- **YOUR INSTRUCTIONS**
Restate the listing below word for word.

- **THE INPUT**
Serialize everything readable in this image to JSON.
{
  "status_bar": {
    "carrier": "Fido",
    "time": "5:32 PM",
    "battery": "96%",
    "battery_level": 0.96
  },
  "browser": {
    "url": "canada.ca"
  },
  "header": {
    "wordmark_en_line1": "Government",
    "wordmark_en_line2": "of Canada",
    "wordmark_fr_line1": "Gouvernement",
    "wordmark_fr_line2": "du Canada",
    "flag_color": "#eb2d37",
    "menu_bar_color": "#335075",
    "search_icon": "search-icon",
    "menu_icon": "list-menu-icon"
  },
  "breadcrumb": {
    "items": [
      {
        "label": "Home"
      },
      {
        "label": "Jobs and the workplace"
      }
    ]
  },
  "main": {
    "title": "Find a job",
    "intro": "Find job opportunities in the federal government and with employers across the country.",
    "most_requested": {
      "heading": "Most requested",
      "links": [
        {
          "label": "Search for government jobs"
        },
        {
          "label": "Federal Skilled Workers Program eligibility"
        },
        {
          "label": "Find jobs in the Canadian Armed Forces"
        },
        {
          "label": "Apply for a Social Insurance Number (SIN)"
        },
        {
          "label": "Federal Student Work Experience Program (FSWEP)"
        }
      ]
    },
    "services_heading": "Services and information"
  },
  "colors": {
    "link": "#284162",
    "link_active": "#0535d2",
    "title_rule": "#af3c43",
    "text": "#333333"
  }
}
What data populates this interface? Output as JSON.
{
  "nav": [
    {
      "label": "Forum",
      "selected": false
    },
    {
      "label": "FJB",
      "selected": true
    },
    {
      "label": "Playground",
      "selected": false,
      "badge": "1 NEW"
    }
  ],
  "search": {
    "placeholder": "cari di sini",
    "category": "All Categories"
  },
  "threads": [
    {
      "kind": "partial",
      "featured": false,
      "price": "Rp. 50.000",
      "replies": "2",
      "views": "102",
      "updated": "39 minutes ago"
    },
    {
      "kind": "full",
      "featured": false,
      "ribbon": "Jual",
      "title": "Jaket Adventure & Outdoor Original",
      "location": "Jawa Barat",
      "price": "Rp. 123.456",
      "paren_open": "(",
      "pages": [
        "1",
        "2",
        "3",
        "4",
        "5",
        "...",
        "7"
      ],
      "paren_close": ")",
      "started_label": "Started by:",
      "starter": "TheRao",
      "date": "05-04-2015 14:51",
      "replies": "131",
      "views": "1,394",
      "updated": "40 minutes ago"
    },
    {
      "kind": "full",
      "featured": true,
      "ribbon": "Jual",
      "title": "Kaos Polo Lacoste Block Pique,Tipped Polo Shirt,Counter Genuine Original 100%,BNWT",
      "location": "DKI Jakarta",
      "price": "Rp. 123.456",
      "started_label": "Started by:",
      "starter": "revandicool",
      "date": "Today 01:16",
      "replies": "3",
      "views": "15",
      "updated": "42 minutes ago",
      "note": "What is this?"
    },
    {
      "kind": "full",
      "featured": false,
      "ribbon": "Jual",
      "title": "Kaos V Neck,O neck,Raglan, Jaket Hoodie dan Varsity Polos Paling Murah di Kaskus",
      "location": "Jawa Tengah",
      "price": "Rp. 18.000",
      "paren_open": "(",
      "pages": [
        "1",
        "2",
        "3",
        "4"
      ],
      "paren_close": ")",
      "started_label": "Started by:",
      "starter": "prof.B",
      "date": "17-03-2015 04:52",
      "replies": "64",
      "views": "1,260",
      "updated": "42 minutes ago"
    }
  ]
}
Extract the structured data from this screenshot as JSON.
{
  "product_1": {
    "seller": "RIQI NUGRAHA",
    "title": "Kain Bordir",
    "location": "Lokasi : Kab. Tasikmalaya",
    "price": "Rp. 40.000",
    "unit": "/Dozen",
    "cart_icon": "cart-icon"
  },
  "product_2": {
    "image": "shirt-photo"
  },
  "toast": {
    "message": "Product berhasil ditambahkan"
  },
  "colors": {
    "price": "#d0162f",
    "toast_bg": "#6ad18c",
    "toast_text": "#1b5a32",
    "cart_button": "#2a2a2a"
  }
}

- **SOLUTION TO THIS TASK**
Serialize everything readable in this image to JSON.
{
  "status_bar": {
    "carrier": "Fido",
    "time": "5:32 PM",
    "battery": "96%",
    "battery_level": 0.96
  },
  "browser": {
    "url": "canada.ca"
  },
  "header": {
    "wordmark_en_line1": "Government",
    "wordmark_en_line2": "of Canada",
    "wordmark_fr_line1": "Gouvernement",
    "wordmark_fr_line2": "du Canada",
    "flag_color": "#eb2d37",
    "menu_bar_color": "#335075",
    "search_icon": "search-icon",
    "menu_icon": "list-menu-icon"
  },
  "breadcrumb": {
    "items": [
      {
        "label": "Home"
      },
      {
        "label": "Jobs and the workplace"
      }
    ]
  },
  "main": {
    "title": "Find a job",
    "intro": "Find job opportunities in the federal government and with employers across the country.",
    "most_requested": {
      "heading": "Most requested",
      "links": [
        {
          "label": "Search for government jobs"
        },
        {
          "label": "Federal Skilled Workers Program eligibility"
        },
        {
          "label": "Find jobs in the Canadian Armed Forces"
        },
        {
          "label": "Apply for a Social Insurance Number (SIN)"
        },
        {
          "label": "Federal Student Work Experience Program (FSWEP)"
        }
      ]
    },
    "services_heading": "Services and information"
  },
  "colors": {
    "link": "#284162",
    "link_active": "#0535d2",
    "title_rule": "#af3c43",
    "text": "#333333"
  }
}
What data populates this interface? Output as JSON.
{
  "nav": [
    {
      "label": "Forum",
      "selected": false
    },
    {
      "label": "FJB",
      "selected": true
    },
    {
      "label": "Playground",
      "selected": false,
      "badge": "1 NEW"
    }
  ],
  "search": {
    "placeholder": "cari di sini",
    "category": "All Categories"
  },
  "threads": [
    {
      "kind": "partial",
      "featured": false,
      "price": "Rp. 50.000",
      "replies": "2",
      "views": "102",
      "updated": "39 minutes ago"
    },
    {
      "kind": "full",
      "featured": false,
      "ribbon": "Jual",
      "title": "Jaket Adventure & Outdoor Original",
      "location": "Jawa Barat",
      "price": "Rp. 123.456",
      "paren_open": "(",
      "pages": [
        "1",
        "2",
        "3",
        "4",
        "5",
        "...",
        "7"
      ],
      "paren_close": ")",
      "started_label": "Started by:",
      "starter": "TheRao",
      "date": "05-04-2015 14:51",
      "replies": "131",
      "views": "1,394",
      "updated": "40 minutes ago"
    },
    {
      "kind": "full",
      "featured": true,
      "ribbon": "Jual",
      "title": "Kaos Polo Lacoste Block Pique,Tipped Polo Shirt,Counter Genuine Original 100%,BNWT",
      "location": "DKI Jakarta",
      "price": "Rp. 123.456",
      "started_label": "Started by:",
      "starter": "revandicool",
      "date": "Today 01:16",
      "replies": "3",
      "views": "15",
      "updated": "42 minutes ago",
      "note": "What is this?"
    },
    {
      "kind": "full",
      "featured": false,
      "ribbon": "Jual",
      "title": "Kaos V Neck,O neck,Raglan, Jaket Hoodie dan Varsity Polos Paling Murah di Kaskus",
      "location": "Jawa Tengah",
      "price": "Rp. 18.000",
      "paren_open": "(",
      "pages": [
        "1",
        "2",
        "3",
        "4"
      ],
      "paren_close": ")",
      "started_label": "Started by:",
      "starter": "prof.B",
      "date": "17-03-2015 04:52",
      "replies": "64",
      "views": "1,260",
      "updated": "42 minutes ago"
    }
  ]
}
Extract the structured data from this screenshot as JSON.
{
  "product_1": {
    "seller": "RIQI NUGRAHA",
    "title": "Kain Bordir",
    "location": "Lokasi : Kab. Tasikmalaya",
    "price": "Rp. 40.000",
    "unit": "/Dozen",
    "cart_icon": "cart-icon"
  },
  "product_2": {
    "image": "shirt-photo"
  },
  "toast": {
    "message": "Product berhasil ditambahkan"
  },
  "colors": {
    "price": "#d0162f",
    "toast_bg": "#6ad18c",
    "toast_text": "#1b5a32",
    "cart_button": "#2a2a2a"
  }
}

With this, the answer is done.